Physical and Psychological Violence
Another depressing reality about Filipino children is the issue on violence. According to a 2016 UNICEF survey, 80 percent of Filipino, or eight out of 10 youths, suffer some form of physical or psychological violence. The survey also echoed the aforementioned facts as one in 5 respondents of children aged 13-14 experienced sexual violence.
The survey also identified 13 types of violence during childhood including “physical or psychological neglect, witnessing physical or psychological violence at home, overall physical or psychological violence, severe physical or psychological violence, severe sexual violence, peer violence or bullying, cyber violence and collective violence.” Based on the survey, more than 60 percent of physical violence cases happened at home.
Moreover, the survey underscored the widespread practice of corporal punishment. More than half of the respondents received corporal punishment at home, while over 30 percent suffered more severe punishment such as “slapping, kicking or burning.”
With the harsh reality and living conditions of Filipino children, is there a hope for them to live a better life and have a better future? It will take time, support and cooperation from the government, private institutions and the concerned citizens to save these Filipino children, who our national hero, Jose Rizal, considered “the hope of the nation,” and if we can’t find a way, then we should make one.
Therefore, shall we?
Written by Kristine Belonio

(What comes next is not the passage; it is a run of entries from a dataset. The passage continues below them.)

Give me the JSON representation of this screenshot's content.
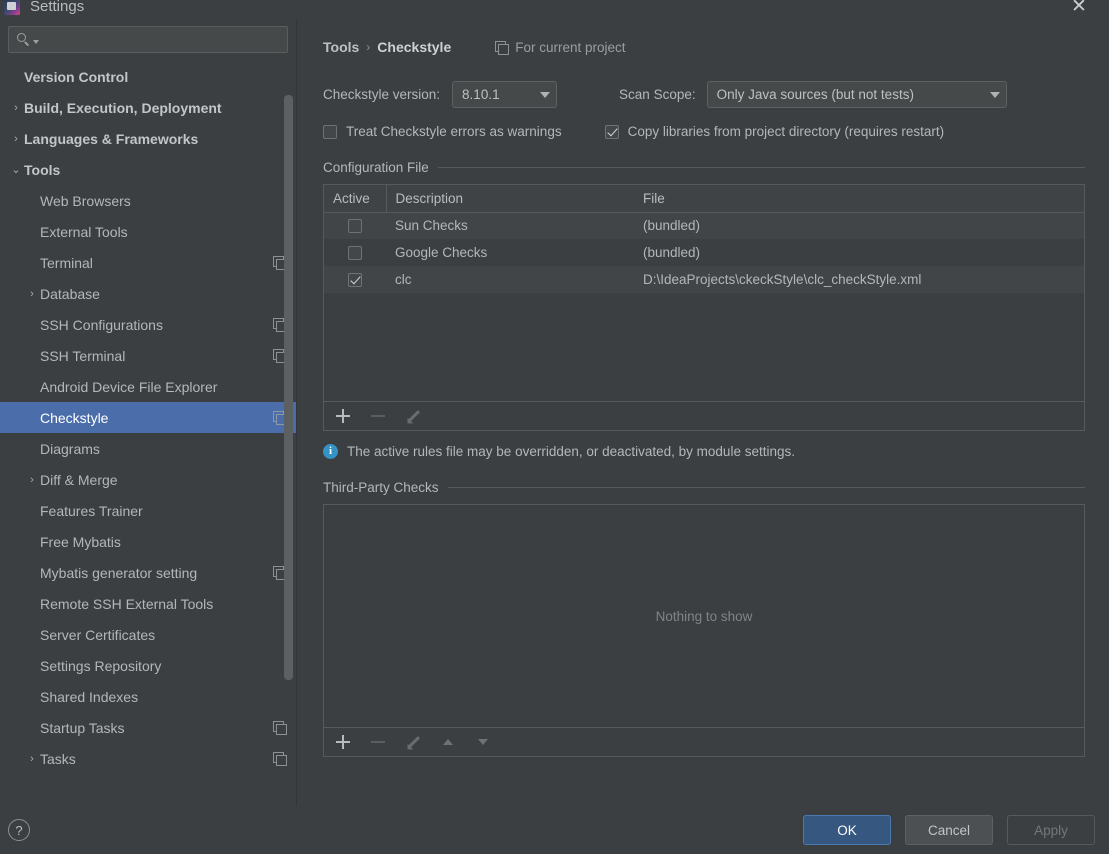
{
  "window": {
    "title": "Settings",
    "app_icon": "intellij-idea-icon",
    "close_label": "✕"
  },
  "sidebar": {
    "search": {
      "placeholder": "",
      "value": "",
      "icon": "search-icon"
    },
    "items": [
      {
        "label": "Version Control",
        "level": 0,
        "arrow": "",
        "bold": true,
        "copy": false,
        "selected": false
      },
      {
        "label": "Build, Execution, Deployment",
        "level": 0,
        "arrow": "›",
        "bold": true,
        "copy": false,
        "selected": false
      },
      {
        "label": "Languages & Frameworks",
        "level": 0,
        "arrow": "›",
        "bold": true,
        "copy": false,
        "selected": false
      },
      {
        "label": "Tools",
        "level": 0,
        "arrow": "⌄",
        "bold": true,
        "copy": false,
        "selected": false
      },
      {
        "label": "Web Browsers",
        "level": 1,
        "arrow": "",
        "bold": false,
        "copy": false,
        "selected": false
      },
      {
        "label": "External Tools",
        "level": 1,
        "arrow": "",
        "bold": false,
        "copy": false,
        "selected": false
      },
      {
        "label": "Terminal",
        "level": 1,
        "arrow": "",
        "bold": false,
        "copy": true,
        "selected": false
      },
      {
        "label": "Database",
        "level": 1,
        "arrow": "›",
        "bold": false,
        "copy": false,
        "selected": false
      },
      {
        "label": "SSH Configurations",
        "level": 1,
        "arrow": "",
        "bold": false,
        "copy": true,
        "selected": false
      },
      {
        "label": "SSH Terminal",
        "level": 1,
        "arrow": "",
        "bold": false,
        "copy": true,
        "selected": false
      },
      {
        "label": "Android Device File Explorer",
        "level": 1,
        "arrow": "",
        "bold": false,
        "copy": false,
        "selected": false
      },
      {
        "label": "Checkstyle",
        "level": 1,
        "arrow": "",
        "bold": false,
        "copy": true,
        "selected": true
      },
      {
        "label": "Diagrams",
        "level": 1,
        "arrow": "",
        "bold": false,
        "copy": false,
        "selected": false
      },
      {
        "label": "Diff & Merge",
        "level": 1,
        "arrow": "›",
        "bold": false,
        "copy": false,
        "selected": false
      },
      {
        "label": "Features Trainer",
        "level": 1,
        "arrow": "",
        "bold": false,
        "copy": false,
        "selected": false
      },
      {
        "label": "Free Mybatis",
        "level": 1,
        "arrow": "",
        "bold": false,
        "copy": false,
        "selected": false
      },
      {
        "label": "Mybatis generator setting",
        "level": 1,
        "arrow": "",
        "bold": false,
        "copy": true,
        "selected": false
      },
      {
        "label": "Remote SSH External Tools",
        "level": 1,
        "arrow": "",
        "bold": false,
        "copy": false,
        "selected": false
      },
      {
        "label": "Server Certificates",
        "level": 1,
        "arrow": "",
        "bold": false,
        "copy": false,
        "selected": false
      },
      {
        "label": "Settings Repository",
        "level": 1,
        "arrow": "",
        "bold": false,
        "copy": false,
        "selected": false
      },
      {
        "label": "Shared Indexes",
        "level": 1,
        "arrow": "",
        "bold": false,
        "copy": false,
        "selected": false
      },
      {
        "label": "Startup Tasks",
        "level": 1,
        "arrow": "",
        "bold": false,
        "copy": true,
        "selected": false
      },
      {
        "label": "Tasks",
        "level": 1,
        "arrow": "›",
        "bold": false,
        "copy": true,
        "selected": false
      }
    ]
  },
  "main": {
    "breadcrumb": {
      "parent": "Tools",
      "separator": "›",
      "current": "Checkstyle"
    },
    "scope_tag": {
      "label": "For current project",
      "icon": "copy-icon"
    },
    "version_field": {
      "label": "Checkstyle version:",
      "value": "8.10.1"
    },
    "scan_scope_field": {
      "label": "Scan Scope:",
      "value": "Only Java sources (but not tests)"
    },
    "checkbox_warnings": {
      "label": "Treat Checkstyle errors as warnings",
      "checked": false
    },
    "checkbox_copy_libs": {
      "label": "Copy libraries from project directory (requires restart)",
      "checked": true
    },
    "config_group": {
      "title": "Configuration File",
      "columns": [
        "Active",
        "Description",
        "File"
      ],
      "rows": [
        {
          "active": false,
          "description": "Sun Checks",
          "file": "(bundled)"
        },
        {
          "active": false,
          "description": "Google Checks",
          "file": "(bundled)"
        },
        {
          "active": true,
          "description": "clc",
          "file": "D:\\IdeaProjects\\ckeckStyle\\clc_checkStyle.xml"
        }
      ],
      "toolbar": [
        {
          "name": "add-button",
          "glyph": "+",
          "enabled": true
        },
        {
          "name": "remove-button",
          "glyph": "−",
          "enabled": false
        },
        {
          "name": "edit-button",
          "glyph": "✎",
          "enabled": false
        }
      ]
    },
    "info_message": "The active rules file may be overridden, or deactivated, by module settings.",
    "third_party_group": {
      "title": "Third-Party Checks",
      "empty_text": "Nothing to show",
      "toolbar": [
        {
          "name": "add-button",
          "glyph": "+",
          "enabled": true
        },
        {
          "name": "remove-button",
          "glyph": "−",
          "enabled": false
        },
        {
          "name": "edit-button",
          "glyph": "✎",
          "enabled": false
        },
        {
          "name": "move-up-button",
          "glyph": "▲",
          "enabled": false
        },
        {
          "name": "move-down-button",
          "glyph": "▼",
          "enabled": false
        }
      ]
    }
  },
  "footer": {
    "help_label": "?",
    "ok_label": "OK",
    "cancel_label": "Cancel",
    "apply_label": "Apply",
    "apply_enabled": false
  },
  "colors": {
    "background": "#3c3f41",
    "panel_alt": "#414548",
    "selection_blue": "#4b6eab",
    "primary_button": "#365880",
    "info_blue": "#3592c4",
    "border": "#555a5d",
    "text": "#b4b7ba",
    "text_muted": "#808487"
  }
}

BIO: Kristine Belonio is a registered medical laboratory scientist and DOH-trained screening drug test analyst who hopes for a drug-free Philippines. And though she loves to do all the “bloody” work and analyze other bodily fluids, she’s also an aspiring journalist with a thorough know-how on the rudiments of news, feature and editorial writing.